This wide collection of vegetables is commonly known as the cabbage family. If you don’t like one variety, perhaps you’ll enjoy the other—and each one offers similar health benefits. God was looking out for those picky kids who never grew up!
The next time you push back in your chair from a delicious meal and sigh in satisfaction, take time to remember just what goes into making that gumbo or Cobb salad so good to eat.
If you ever doubt that our God is good, let the savory flavor of food remind you of how much He truly loves and lavishes His goodness on all of us.
Then when you find yourself on Pinterest pinning that baked salmon or sharing a cinnamon roll recipe, remember that food is more than just a tasty part of life; it can be a platform to share the truth about our great heavenly Father. God gave food as a “witness” to people of every tribe and tongue, and every status of life. We all must eat; we all must prepare food. That means that every person on the planet already knows about His gracious character.
Taste [and share!] that the Lord is gracious” (1 Peter 2:3).
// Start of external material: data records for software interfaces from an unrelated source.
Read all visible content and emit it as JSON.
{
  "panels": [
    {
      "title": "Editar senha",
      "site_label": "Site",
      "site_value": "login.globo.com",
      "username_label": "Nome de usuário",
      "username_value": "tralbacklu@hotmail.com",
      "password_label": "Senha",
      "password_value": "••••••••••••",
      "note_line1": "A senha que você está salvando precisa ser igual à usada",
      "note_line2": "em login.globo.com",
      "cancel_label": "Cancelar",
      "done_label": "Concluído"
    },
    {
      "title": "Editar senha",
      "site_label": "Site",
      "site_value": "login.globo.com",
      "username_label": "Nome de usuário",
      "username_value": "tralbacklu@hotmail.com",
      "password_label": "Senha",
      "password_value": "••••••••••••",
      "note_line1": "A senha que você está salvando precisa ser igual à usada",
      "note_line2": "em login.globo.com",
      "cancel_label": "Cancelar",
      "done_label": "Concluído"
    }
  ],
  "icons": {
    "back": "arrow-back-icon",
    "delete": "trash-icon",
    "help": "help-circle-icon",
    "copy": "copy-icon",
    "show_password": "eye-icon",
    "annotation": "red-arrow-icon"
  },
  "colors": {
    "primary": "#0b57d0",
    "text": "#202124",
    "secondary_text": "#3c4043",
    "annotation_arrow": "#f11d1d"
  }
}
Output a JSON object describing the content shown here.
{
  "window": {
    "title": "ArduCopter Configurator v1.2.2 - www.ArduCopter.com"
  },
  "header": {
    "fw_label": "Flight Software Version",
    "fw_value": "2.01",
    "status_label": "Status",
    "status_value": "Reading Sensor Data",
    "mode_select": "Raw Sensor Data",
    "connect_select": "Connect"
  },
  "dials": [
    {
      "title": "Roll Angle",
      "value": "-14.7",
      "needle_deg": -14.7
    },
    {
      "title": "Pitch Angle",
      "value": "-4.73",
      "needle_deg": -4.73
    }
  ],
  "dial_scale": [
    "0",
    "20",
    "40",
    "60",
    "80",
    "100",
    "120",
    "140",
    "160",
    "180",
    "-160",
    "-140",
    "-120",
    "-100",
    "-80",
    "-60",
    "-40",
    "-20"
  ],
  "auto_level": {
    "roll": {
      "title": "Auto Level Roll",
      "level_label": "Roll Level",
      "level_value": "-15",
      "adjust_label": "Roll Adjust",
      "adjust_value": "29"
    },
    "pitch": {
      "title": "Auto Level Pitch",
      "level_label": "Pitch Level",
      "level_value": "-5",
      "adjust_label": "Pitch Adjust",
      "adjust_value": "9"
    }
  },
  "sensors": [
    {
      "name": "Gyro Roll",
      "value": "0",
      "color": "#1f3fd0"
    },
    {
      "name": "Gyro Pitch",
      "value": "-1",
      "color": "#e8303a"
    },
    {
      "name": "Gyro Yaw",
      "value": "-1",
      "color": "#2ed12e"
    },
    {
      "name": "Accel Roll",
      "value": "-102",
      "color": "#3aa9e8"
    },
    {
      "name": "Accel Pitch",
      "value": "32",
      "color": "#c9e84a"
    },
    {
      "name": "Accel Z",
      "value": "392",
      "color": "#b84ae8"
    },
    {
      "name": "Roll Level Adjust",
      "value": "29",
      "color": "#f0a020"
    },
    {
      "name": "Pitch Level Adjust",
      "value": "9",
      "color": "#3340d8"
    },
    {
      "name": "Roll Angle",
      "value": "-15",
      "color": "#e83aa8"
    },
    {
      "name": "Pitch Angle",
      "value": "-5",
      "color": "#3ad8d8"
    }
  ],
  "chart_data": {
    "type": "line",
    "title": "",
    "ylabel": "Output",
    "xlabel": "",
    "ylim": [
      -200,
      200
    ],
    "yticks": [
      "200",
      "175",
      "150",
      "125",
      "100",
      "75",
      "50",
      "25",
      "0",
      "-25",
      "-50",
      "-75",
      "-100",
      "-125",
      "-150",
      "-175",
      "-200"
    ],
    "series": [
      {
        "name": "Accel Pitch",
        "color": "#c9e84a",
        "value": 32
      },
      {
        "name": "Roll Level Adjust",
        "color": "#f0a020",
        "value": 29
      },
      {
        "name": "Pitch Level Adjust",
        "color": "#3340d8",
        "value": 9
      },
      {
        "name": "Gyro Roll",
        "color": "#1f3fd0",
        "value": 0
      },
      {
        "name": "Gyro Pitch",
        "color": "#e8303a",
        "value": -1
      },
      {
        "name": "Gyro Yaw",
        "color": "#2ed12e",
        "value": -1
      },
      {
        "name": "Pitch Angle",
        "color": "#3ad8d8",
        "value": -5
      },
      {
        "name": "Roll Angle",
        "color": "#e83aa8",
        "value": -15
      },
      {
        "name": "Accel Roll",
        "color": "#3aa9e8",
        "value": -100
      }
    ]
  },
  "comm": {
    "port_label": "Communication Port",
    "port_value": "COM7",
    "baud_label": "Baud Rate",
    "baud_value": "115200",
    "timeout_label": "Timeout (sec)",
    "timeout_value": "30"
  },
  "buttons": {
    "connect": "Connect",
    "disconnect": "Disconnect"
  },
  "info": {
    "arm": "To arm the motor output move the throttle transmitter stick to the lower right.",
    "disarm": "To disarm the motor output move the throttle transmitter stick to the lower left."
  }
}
The options on the Creator’s menu are mindboggling in their diversity. From almonds to zucchini, their color, texture, and taste cover the spectrum. But what about something as plain as a black bean? If you consider the delicious applications of this lowly legume, it will remind you that God’s full plate is astonishing not just by its variety of foods, but by the potential variation we can produce from each food, if we just use our imagination. Food isn’t boring!
Since you can turn black beans into flour, you can make just about anything with them, including pasta (top left).
Burgers and beef usually go hand in hand, but this all-black-bean burger is fantasic on a toasted bun (top right).
With their great flavor and protein, black beans are a popular addition to fresh salsa (center).
Black beans effectively replace flour in this rich, moist, and gluten-free spin on chocolate cake (bottom left).
Sneak in a healthy touch to your brownies with smashed up black beans. They are fudgy, chocolaty, and equally delicious (bottom right).